In today’s world, everything is “smart.” From phones to televisions and even cars, we are more connected than ever before. With new connections to the network comes greater risk for the security of your network. This increased risk provides an added element to OT security.

Zero Trust and SASE are two of the most common approaches to security that have evolved to mitigate these risks. Marc Carney, Go-to-Market Practice Lead, CX Security, discusses the factors that organizations must consider when implementing Zero Trust and SASE to better secure your organization.

How do Zero Trust and SASE differ from traditional approaches to cybersecurity?

MC: The added complexity of our connected world requires a more dynamic and flexible approach to cybersecurity. In the past, on the operational technology side, the traditional model of securing the network involved DMZ’s or ringfencing. These strategies have been around for over 25 years and no longer work. Particularly with manufacturing environments, organizations could not be sure what would happen if they shut it down, or if they had cause to shut the network down manually to contain a threat. Zero Trust and SASE provide that dynamic and flexible approach that has been missing.

How can Zero Trust and SASE architecture be achieved?
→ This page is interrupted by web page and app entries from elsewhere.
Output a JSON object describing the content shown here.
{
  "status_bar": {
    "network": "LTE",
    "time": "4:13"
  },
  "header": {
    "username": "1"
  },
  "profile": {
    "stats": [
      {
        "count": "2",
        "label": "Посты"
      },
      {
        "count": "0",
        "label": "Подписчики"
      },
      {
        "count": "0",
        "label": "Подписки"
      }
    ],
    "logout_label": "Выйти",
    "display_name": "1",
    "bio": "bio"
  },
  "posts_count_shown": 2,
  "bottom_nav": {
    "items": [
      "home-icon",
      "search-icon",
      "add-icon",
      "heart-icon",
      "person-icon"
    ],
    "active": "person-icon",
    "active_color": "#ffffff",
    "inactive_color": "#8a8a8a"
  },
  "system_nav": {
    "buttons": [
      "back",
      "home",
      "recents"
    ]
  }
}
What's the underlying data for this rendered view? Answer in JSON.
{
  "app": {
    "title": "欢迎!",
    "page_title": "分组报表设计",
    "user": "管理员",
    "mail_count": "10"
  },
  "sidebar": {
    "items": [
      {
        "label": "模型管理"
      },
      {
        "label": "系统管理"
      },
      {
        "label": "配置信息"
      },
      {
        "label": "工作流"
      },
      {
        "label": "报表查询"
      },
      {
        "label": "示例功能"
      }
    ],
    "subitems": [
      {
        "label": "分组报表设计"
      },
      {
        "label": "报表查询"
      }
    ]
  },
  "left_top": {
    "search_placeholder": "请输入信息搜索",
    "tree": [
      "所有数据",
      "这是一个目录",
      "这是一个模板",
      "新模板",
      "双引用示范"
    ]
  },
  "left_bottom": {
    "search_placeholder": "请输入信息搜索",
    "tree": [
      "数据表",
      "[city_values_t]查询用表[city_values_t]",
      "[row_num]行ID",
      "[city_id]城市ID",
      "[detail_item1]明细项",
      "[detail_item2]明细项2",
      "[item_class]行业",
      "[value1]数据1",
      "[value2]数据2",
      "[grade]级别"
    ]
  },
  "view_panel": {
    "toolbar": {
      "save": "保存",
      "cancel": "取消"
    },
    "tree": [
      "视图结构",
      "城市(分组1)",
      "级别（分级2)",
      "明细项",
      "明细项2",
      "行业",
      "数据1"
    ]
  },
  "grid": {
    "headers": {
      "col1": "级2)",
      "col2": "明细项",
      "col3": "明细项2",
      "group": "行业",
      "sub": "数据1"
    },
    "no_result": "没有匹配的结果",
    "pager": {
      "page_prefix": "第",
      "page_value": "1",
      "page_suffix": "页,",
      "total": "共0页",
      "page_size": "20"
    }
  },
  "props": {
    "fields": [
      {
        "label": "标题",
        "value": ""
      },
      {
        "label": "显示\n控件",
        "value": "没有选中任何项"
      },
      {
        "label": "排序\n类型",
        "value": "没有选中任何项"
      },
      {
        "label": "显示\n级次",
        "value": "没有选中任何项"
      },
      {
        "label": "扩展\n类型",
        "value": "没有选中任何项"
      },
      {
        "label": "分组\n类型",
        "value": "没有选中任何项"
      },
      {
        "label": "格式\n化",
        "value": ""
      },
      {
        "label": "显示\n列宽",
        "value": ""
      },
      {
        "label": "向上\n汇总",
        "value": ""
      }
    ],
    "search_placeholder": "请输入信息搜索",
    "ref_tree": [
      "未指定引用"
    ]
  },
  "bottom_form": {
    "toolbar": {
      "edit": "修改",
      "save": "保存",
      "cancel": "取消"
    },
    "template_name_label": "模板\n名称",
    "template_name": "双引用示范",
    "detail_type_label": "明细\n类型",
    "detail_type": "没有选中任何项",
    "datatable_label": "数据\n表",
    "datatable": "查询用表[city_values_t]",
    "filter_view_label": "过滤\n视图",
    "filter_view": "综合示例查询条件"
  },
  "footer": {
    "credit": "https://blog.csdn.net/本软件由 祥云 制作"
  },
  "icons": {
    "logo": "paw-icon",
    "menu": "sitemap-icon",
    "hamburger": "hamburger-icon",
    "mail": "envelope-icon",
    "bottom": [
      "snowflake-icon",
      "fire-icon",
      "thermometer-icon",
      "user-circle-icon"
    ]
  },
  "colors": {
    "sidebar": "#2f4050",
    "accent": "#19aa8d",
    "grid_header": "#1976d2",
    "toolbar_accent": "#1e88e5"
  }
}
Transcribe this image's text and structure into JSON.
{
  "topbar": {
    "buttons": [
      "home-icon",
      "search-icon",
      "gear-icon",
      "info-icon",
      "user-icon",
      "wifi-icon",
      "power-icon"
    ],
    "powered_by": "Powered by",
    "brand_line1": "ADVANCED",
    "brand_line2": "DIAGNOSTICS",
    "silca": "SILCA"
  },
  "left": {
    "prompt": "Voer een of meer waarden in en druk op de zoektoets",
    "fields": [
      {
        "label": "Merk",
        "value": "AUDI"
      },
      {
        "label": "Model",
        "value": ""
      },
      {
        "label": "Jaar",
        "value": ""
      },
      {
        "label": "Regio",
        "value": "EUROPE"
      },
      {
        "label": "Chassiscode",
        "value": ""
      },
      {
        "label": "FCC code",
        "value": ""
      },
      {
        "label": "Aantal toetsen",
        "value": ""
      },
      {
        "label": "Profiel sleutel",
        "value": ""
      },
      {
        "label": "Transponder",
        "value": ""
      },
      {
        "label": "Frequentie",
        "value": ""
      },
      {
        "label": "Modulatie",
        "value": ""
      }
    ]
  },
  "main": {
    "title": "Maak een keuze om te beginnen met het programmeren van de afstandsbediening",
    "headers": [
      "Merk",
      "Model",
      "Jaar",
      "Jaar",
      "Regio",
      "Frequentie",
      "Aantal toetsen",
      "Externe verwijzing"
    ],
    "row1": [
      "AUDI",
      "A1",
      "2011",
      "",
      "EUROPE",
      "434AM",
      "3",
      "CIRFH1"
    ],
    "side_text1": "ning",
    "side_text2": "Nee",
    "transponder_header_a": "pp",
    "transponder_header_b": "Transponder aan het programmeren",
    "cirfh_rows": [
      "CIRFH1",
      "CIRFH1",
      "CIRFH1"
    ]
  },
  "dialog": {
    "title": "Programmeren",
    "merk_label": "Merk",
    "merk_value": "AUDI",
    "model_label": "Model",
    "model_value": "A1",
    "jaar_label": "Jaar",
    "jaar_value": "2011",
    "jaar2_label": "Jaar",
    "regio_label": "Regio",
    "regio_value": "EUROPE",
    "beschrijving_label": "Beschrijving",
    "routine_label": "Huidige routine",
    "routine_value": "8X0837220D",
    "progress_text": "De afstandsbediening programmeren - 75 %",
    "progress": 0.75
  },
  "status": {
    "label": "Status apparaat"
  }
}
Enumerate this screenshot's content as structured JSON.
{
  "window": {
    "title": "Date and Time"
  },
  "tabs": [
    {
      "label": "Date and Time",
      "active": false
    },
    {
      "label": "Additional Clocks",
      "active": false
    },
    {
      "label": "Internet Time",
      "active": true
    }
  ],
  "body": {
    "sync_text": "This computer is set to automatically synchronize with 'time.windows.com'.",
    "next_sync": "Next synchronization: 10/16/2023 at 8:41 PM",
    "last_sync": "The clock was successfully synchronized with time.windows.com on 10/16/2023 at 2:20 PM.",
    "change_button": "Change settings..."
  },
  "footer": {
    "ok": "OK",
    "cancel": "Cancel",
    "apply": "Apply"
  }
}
MC: I would caution all organizations against assuming that there is a tool to achieve zero trust. There are tools that do achieve it, but Zero Trust and SASE is a methodology. The outcomes that you want from providing that more dynamic, perimeter-less environment for your users must be fundamentally based on your desired outcomes as an organization. As a methodology, there are tools that will be implemented and deployed over time but understanding the outcomes you want from a flexible and perimeter-less environment should be the priority.

What are some of the things that need to be considered and factored in?

MC: As mentioned previously, the user outcome is driving the industry to change. Speeding down the Zero Trust or SASE journey will only introduce more risk to your environment. Organizations should build their journeys around understanding the outcomes they want to achieve and how these approaches will both benefit the business and make it more agile. Suppliers like Cisco can help organizations determine what these outcomes may be.
Where do you see the industry moving when it comes to Zero Trust and SASE?

MC: I recently had a conversation with an analyst about research on cybersecurity trends in the industry. An interesting highlight of the study, conducted with C-level technology executives, was around the SASE strategies for companies. When asked if they had plans to consolidate and rationalize their strategies to only one vendor, almost half said they planned to have three or more vendors in their SASE strategy, with no plans of changing that any time soon.

The industry is also seeing a large gap in skills and resource shortages. With the complexities of multiple tools and technologies, organizations need to make sure everything works together. This can be achieved with consolidation through something like a Cisco XDR platform, that provides a single management console to manage many aspects of cybersecurity for an organization.

The cyber security industry is constantly evolving, and organizations must keep up to protect their environment. Zero Trust and SASE are methodologies that can be implemented through a variety of different tools in an organization. Companies are not going to have a single vendor for their product portfolio, but for security to be effective, they need to work well together. The architecture and the technologies need to work together to secure the network, and supplies like Cisco can make that happen.

Learn more about Cisco Zero Trust Strategy and Analysis Service here.


Marc Carney

CX Security GTM Practice Lead

Customer Success (CX)